When it comes to substance abuse in the workplace, it is highly likely that mistakes will be made. Identifying employees who have used drugs or alcohol to some degree while at work means identifying and addressing errors they have made while under the influence. Regardless of how the employee's substance abuse was learned of--if they admitted it themselves, was caught using, etc.--members of management should take some time to look at their work activities. Doing so can:
Identify Missed Mistakes--Not all errors are identified when they first happen. In some cases, time can pass before there is any substantial effect discovered. As mentioned in the previous lesson, it is possible for management staff at a business to be unaware of OSHA violations until after a report has been filed. Checking for errors caused by substance abuse, once you have an idea of what to look for, can help prevent violations and additional issues in the workplace.
Apply the Correct Cause--If an addiction-related error was discovered at work, there is the possibility that the cause of it was not correctly identified. This may be the case if the substance abuse issues were not known at the time of the error. Incorrectly placing the blame for something that happened can result in unnecessary penalties, especially if things were deemed the fault of the wrong person. Significant errors--like accidents--caused by a person usually involve disciplinary actions and a record of it on their employee file that can affect them professionally for years to come. If the wrong employee be blamed and penalized for an error caused by co-worker with addiction, administrative staff should consider remedying the situation. At minimum, an apology should be given to the wronged employee and any mention of the error in their employee file should be amended for future records.
Guide Preventative Measures--Improvements to the workplace tend to involve looking at what is already in place and determining what is needed. Safety regulations and other policies are usually updated based on changes in the work environment that may pose issue.
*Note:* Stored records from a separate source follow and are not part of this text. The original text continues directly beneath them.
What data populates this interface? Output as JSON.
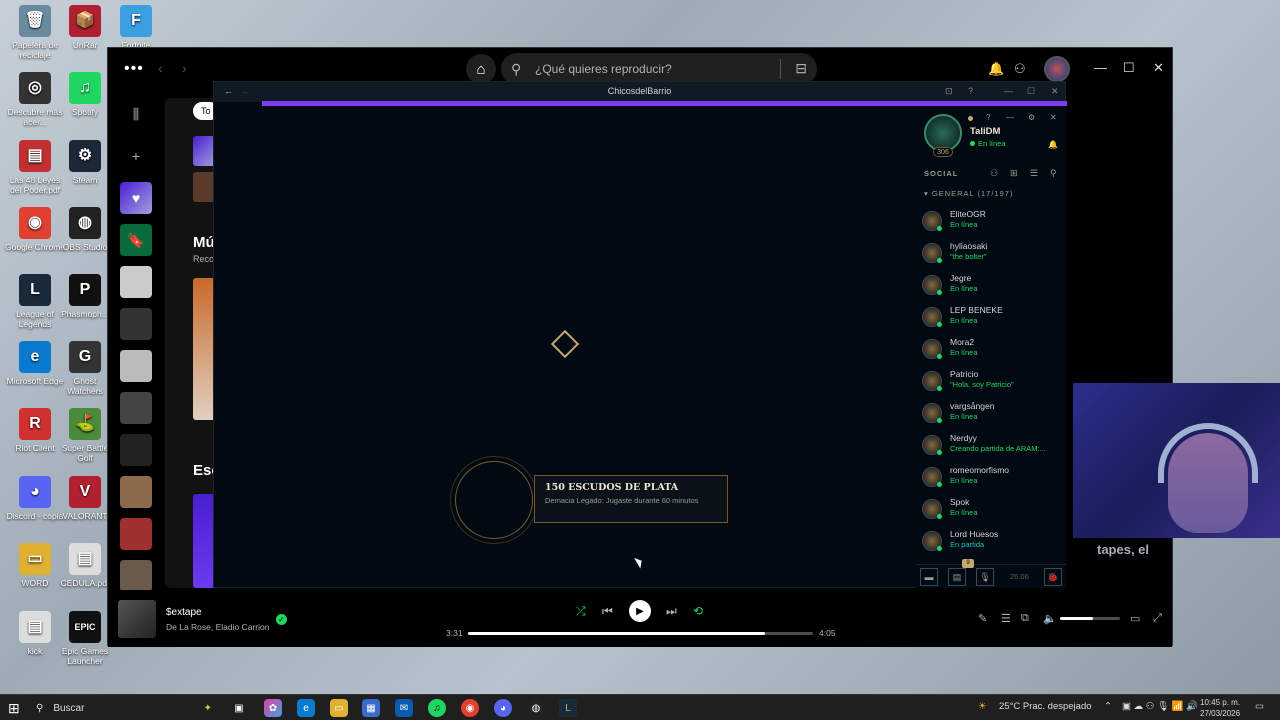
{
  "desktop": {
    "icons": [
      {
        "label": "Papelera de reciclaje",
        "color": "#6a8aa0",
        "glyph": "🗑"
      },
      {
        "label": "UnRar",
        "color": "#b02030",
        "glyph": "📦"
      },
      {
        "label": "Fortnite",
        "color": "#3aa0e0",
        "glyph": "F"
      },
      {
        "label": "Descubre más acer...",
        "color": "#333",
        "glyph": "◎"
      },
      {
        "label": "Spotify",
        "color": "#1ed760",
        "glyph": "♫"
      },
      {
        "label": "Las 48 Leyes del Poder.pdf",
        "color": "#c03030",
        "glyph": "▤"
      },
      {
        "label": "Steam",
        "color": "#1b2838",
        "glyph": "⚙"
      },
      {
        "label": "Google Chrome",
        "color": "#e04030",
        "glyph": "◉"
      },
      {
        "label": "OBS Studio",
        "color": "#222",
        "glyph": "◍"
      },
      {
        "label": "League of Legends",
        "color": "#1a2a3a",
        "glyph": "L"
      },
      {
        "label": "Phasmoph...",
        "color": "#111",
        "glyph": "P"
      },
      {
        "label": "Microsoft Edge",
        "color": "#0a7ad0",
        "glyph": "e"
      },
      {
        "label": "Ghost Watchers",
        "color": "#333",
        "glyph": "G"
      },
      {
        "label": "Riot Client",
        "color": "#d03030",
        "glyph": "R"
      },
      {
        "label": "Super Battle Golf",
        "color": "#4a8a3a",
        "glyph": "⛳"
      },
      {
        "label": "Discord - copia",
        "color": "#5865f2",
        "glyph": "◕"
      },
      {
        "label": "VALORANT",
        "color": "#b02030",
        "glyph": "V"
      },
      {
        "label": "WORD",
        "color": "#e0b030",
        "glyph": "▭"
      },
      {
        "label": "CEDULA.pdf",
        "color": "#ddd",
        "glyph": "▤"
      },
      {
        "label": "kick",
        "color": "#ddd",
        "glyph": "▤"
      },
      {
        "label": "Epic Games Launcher",
        "color": "#111",
        "glyph": "EPIC"
      }
    ]
  },
  "spotify": {
    "search_placeholder": "¿Qué quieres reproducir?",
    "main_tab": "To",
    "heading1": "Mú",
    "sub1": "Reco",
    "heading2": "Esc",
    "player": {
      "title": "$extape",
      "artist": "De La Rose, Eladio Carrion",
      "elapsed": "3:31",
      "duration": "4:05",
      "progress": 0.86,
      "volume": 0.55
    }
  },
  "lol": {
    "window_title": "ChicosdelBarrio",
    "reward": {
      "title": "150 ESCUDOS DE PLATA",
      "desc": "Demacia Legado: Jugaste durante 60 minutos"
    },
    "profile": {
      "name": "TaliDM",
      "status": "En línea",
      "level": "306"
    },
    "social_label": "SOCIAL",
    "group_label": "GENERAL (17/197)",
    "friends": [
      {
        "name": "EliteOGR",
        "status": "En línea",
        "type": "online"
      },
      {
        "name": "hyliaosaki",
        "status": "\"the bolter\"",
        "type": "online"
      },
      {
        "name": "Jegre",
        "status": "En línea",
        "type": "online"
      },
      {
        "name": "LEP BENEKE",
        "status": "En línea",
        "type": "online"
      },
      {
        "name": "Mora2",
        "status": "En línea",
        "type": "online"
      },
      {
        "name": "Patricio",
        "status": "\"Hola, soy Patricio\"",
        "type": "online"
      },
      {
        "name": "vargsången",
        "status": "En línea",
        "type": "online"
      },
      {
        "name": "Nerdyy",
        "status": "Creando partida de ARAM:...",
        "type": "online"
      },
      {
        "name": "romeomorfismo",
        "status": "En línea",
        "type": "online"
      },
      {
        "name": "Spok",
        "status": "En línea",
        "type": "online"
      },
      {
        "name": "Lord Huesos",
        "status": "En partida",
        "type": "ingame"
      }
    ],
    "bottom_version": "26.06",
    "badge_count": "9"
  },
  "webcam_caption": "tapes, el",
  "taskbar": {
    "search_label": "Buscar",
    "weather": "25°C  Prac. despejado",
    "time": "10:45 p. m.",
    "date": "27/03/2026"
  }
}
A business may not have any safeguards in place to prevent certain mistakes caused by an employee's addiction or they may not have enough. Updates do not have to be massive or expensive affairs; something as simple as training on the warning signs of substance abuse can help supervisors recognize if an employee is under the influence before something happens.
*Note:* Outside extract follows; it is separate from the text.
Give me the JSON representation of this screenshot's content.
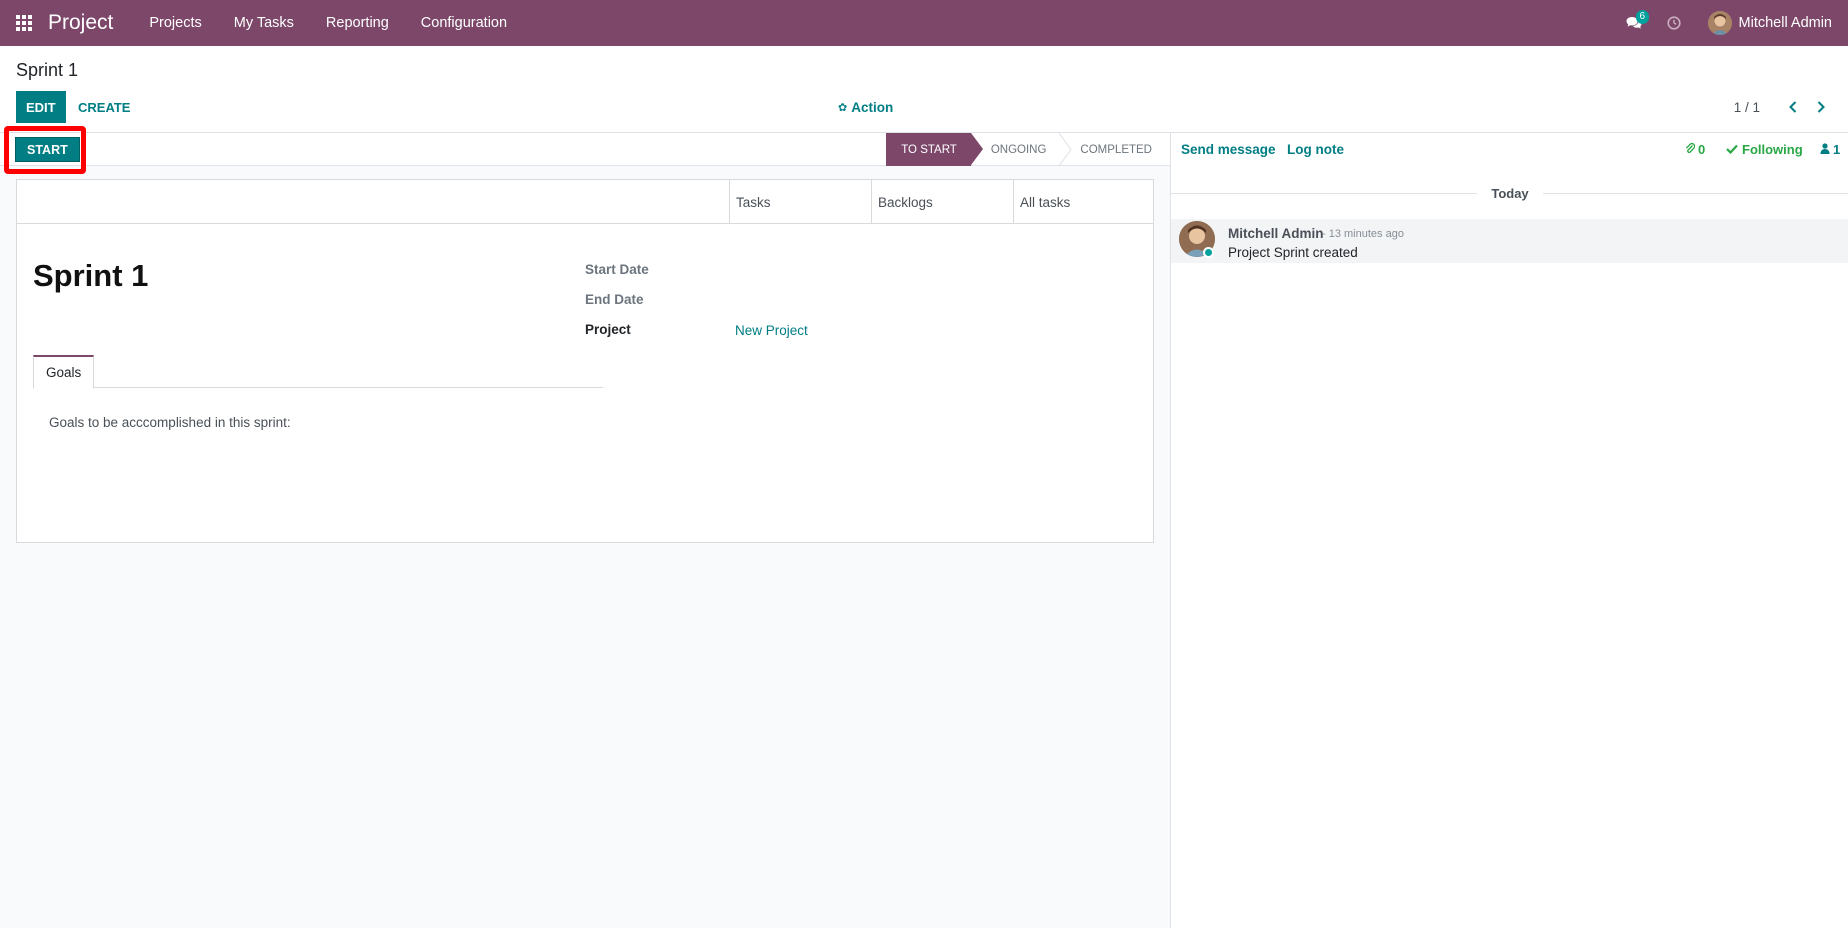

There is also the potential of mistakes made when attempting to address a possible case of substance abuse. Addiction is a serious issue and accusations of substance abuse issues should not be tossed around lightly. There are other circumstances that can present similarly to the signs of addiction, such as certain health conditions and the effects of legitimate medication usage. Even with drug testing, there are instances of false positives for illicit substances. Before jumping to any kind of conclusion, be sure to take a good look at the information you have and do what you can to check its accuracy. People misinterpret information and run with it as fact all the time; an example would be when people assume a woman is pregnant based on her appearance and then comment on it. Most of the time it's awkward, but such instances can be messy. If you, either as an employer or co-worker, incorrectly accuse an employee of being an addict and using in the workplace: own up to it. Address your mistake, correct it with the appropriate parties, and apologize. Failing to do so can affect your work relationship with the person and generate a hostile or distrustful workplace environment.